I’m a word person. I work as a copywriter during daylight hours, and I write creative prose and essays in my spare time. I have also been told – usually by a supervisor who is trying to find something positive to say in my performance review – that I have excellent verbal communication skills.
In short, I am good with words.
Why is it, then, that I struggle to communicate the most basic things to my own four-year-old kid? Last night, my son was in the bathtub, and he wanted to get out. I have been trying to teach him that he needs to pull up the plug before exiting the tub, allowing the water to drain. For some reason last night, the right words weren’t coming to me.

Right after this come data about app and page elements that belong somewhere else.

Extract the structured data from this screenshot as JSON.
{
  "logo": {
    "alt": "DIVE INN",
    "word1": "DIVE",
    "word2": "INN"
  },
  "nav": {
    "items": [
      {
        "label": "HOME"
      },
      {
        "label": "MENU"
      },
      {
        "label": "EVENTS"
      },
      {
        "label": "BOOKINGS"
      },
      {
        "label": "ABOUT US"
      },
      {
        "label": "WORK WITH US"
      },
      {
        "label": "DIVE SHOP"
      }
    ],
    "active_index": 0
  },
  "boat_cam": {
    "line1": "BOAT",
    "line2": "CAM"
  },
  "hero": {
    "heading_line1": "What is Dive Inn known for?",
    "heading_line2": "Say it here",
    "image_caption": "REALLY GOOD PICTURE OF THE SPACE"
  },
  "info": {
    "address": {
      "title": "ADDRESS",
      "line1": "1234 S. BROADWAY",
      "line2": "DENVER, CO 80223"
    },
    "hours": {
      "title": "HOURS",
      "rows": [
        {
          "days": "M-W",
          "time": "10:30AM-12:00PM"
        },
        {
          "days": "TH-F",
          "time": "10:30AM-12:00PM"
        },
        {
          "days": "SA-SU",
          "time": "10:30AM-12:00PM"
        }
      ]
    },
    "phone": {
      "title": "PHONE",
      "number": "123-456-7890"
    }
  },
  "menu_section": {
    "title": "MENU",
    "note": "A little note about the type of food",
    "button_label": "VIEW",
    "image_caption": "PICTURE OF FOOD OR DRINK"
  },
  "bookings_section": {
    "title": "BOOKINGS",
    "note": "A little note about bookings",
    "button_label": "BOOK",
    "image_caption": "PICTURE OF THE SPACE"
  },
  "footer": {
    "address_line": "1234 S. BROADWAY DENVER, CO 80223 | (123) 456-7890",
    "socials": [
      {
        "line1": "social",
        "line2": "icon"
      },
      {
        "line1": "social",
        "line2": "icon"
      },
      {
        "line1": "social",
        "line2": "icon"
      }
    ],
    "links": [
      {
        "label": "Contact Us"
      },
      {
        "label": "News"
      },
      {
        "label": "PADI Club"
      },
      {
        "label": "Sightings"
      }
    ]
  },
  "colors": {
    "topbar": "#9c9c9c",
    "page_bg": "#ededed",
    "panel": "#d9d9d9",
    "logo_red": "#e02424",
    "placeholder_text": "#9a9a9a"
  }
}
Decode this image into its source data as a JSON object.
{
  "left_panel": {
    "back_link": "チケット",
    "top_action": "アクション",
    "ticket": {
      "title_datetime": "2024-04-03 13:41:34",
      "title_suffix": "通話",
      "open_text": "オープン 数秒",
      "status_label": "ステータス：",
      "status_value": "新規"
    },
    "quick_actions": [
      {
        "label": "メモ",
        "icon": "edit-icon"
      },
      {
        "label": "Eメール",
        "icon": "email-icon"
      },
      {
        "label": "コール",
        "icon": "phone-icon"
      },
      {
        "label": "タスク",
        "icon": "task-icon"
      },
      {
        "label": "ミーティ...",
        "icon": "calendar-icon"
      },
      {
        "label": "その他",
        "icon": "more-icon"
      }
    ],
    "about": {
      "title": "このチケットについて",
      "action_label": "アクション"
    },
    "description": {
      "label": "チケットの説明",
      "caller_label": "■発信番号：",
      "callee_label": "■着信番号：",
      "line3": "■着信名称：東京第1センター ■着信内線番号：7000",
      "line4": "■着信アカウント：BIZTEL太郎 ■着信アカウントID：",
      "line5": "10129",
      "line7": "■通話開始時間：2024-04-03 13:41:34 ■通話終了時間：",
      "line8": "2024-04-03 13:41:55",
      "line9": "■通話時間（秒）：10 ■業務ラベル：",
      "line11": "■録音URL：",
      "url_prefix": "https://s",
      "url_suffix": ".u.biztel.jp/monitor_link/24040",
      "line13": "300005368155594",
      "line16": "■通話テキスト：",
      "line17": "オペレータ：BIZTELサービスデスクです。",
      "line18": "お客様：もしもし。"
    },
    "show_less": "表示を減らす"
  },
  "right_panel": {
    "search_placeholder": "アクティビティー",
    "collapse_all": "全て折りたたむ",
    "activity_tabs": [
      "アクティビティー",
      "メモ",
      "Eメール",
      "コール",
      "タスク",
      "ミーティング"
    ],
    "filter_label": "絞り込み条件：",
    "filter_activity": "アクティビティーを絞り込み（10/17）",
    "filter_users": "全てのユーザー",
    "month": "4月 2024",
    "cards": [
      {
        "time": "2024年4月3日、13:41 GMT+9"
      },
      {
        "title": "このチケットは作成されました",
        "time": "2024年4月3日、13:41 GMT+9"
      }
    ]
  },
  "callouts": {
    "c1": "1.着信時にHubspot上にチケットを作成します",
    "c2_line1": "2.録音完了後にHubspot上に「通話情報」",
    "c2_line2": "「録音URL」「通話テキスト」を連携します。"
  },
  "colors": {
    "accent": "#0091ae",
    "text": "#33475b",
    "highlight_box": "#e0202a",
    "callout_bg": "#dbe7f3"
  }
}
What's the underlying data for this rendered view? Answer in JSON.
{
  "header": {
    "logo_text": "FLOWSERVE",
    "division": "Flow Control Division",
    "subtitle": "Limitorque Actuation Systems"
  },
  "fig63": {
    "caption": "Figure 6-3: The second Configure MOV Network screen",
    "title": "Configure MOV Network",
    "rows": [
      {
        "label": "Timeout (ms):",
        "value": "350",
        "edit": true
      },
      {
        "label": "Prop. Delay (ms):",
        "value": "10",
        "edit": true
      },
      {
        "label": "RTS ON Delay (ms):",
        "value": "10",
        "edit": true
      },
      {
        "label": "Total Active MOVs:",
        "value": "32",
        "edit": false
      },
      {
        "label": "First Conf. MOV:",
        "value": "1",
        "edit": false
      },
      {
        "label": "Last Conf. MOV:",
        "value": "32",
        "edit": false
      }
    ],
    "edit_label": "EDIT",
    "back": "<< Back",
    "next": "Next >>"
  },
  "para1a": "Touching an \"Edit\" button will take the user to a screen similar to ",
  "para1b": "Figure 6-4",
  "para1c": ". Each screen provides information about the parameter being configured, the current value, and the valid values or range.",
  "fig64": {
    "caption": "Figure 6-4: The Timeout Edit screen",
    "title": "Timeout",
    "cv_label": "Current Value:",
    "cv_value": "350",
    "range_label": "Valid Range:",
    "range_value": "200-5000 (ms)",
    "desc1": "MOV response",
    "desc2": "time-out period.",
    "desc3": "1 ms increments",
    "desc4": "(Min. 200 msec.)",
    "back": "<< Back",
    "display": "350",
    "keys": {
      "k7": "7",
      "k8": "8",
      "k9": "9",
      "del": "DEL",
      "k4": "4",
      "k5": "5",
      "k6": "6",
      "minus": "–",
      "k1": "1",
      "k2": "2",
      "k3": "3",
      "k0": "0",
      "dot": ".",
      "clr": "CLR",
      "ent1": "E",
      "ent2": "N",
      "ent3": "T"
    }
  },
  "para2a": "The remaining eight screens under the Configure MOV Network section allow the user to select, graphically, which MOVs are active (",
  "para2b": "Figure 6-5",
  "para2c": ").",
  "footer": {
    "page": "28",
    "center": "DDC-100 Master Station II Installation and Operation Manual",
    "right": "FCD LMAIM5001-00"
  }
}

“Pull the thing! Pull the thing!” I commanded as my son dangled a wet leg over the tub.
“What thing?” he asked.
“The, um, the metal thing that holds the water in,” I stammered. “The plug! The plug!”
He smiled at me and started singing a song he had made up about his favorite colors. Then he wrapped his arms around my legs and got my jeans wet. He loves doing that.
A few minutes later, as I was coaxing him to put on his pajamas, he asked me what the term, “inside-out” means.
“Well,” I said slowly, trying to conjure up the right words, “It means that the inside of your shirt is on the outside, so your shirt looks funny when you wear it.”
He gave me a puzzled look. He was standing naked in front of the TV, clean pajamas and underpants scattered around him on the floor.
“It’s the opposite of the way you should wear your shirt,” I tried again.
“But what does inside-out mean?” he asked.
“You know what it means?” I blurted. “It means you need to put on your pajamas by the time I count to three, because you know what happens when I get to three?”
He looked down. “I go to Time-Out.”
“That’s right,” I said, feeling a little bit more in control.
“But what does inside-out mean? You still haven’t told me.”
I know why I sometimes have trouble communicating with my son. First, when I am around him during the work week, in the early morning or after six o’clock at night, I am often tired and my brain is not functioning at its sharpest. Secondly, shifting gears from interacting with adults all day to breaking a concept down so a small child can understand it takes a lot of thought and patience. Finally, I have never been comfortable issuing directives, which, unfortunately, is a big part of managing life with a four-year-old. Sometimes when I tell him what to do, I talking haltingly and sound unsure of myself. The right words do not always flow naturally off my tongue.
It bothers me that much of the time I spend with my child occurs when I’m tired or, if it’s near the end of the week, exhausted. I also worry that my son sees his father as this tongue-tied guy who stammers to express even the simplest, most rudimentary thoughts. As the week winds down to Thursday and Friday night, I feel like a middle-aged Forrest Gump, a kindhearted but mentally feeble man, struggling just to get his kid out of the bathtub and off to bed. Sometimes, when I’ve turned off the bedroom lights and my child looks up at me, eyes wide open, and asks one of those Troubling Questions, (“Why do people die?” “Why do I have to go to school?” “Why can’t we have a cat?”), I actually wish I was Forrest. He always seemed to know how to tackle the big issues with a little metaphor that sounded simple, but had a more depth to it once you thought about it. “Life is like a box of chocolates,” sounds more profound than “Life isn’t fair,” although they both pretty much mean the same thing.
Hopefully, when my kid reaches the age of 10 or 12 or 25, he and I will able to sit down and have a conversation that doesn’t revolve around finishing his dinner, brushing his teeth, or watching very carefully while I tie his shoes. We’ll sit down and have a real, heartfelt, man-to-man talk (in between whatever programs he has queued up on Netflix, of course). Then, my son will realize how thoughtful, wise and articulate his dad really is.
That’s the hope, anyway.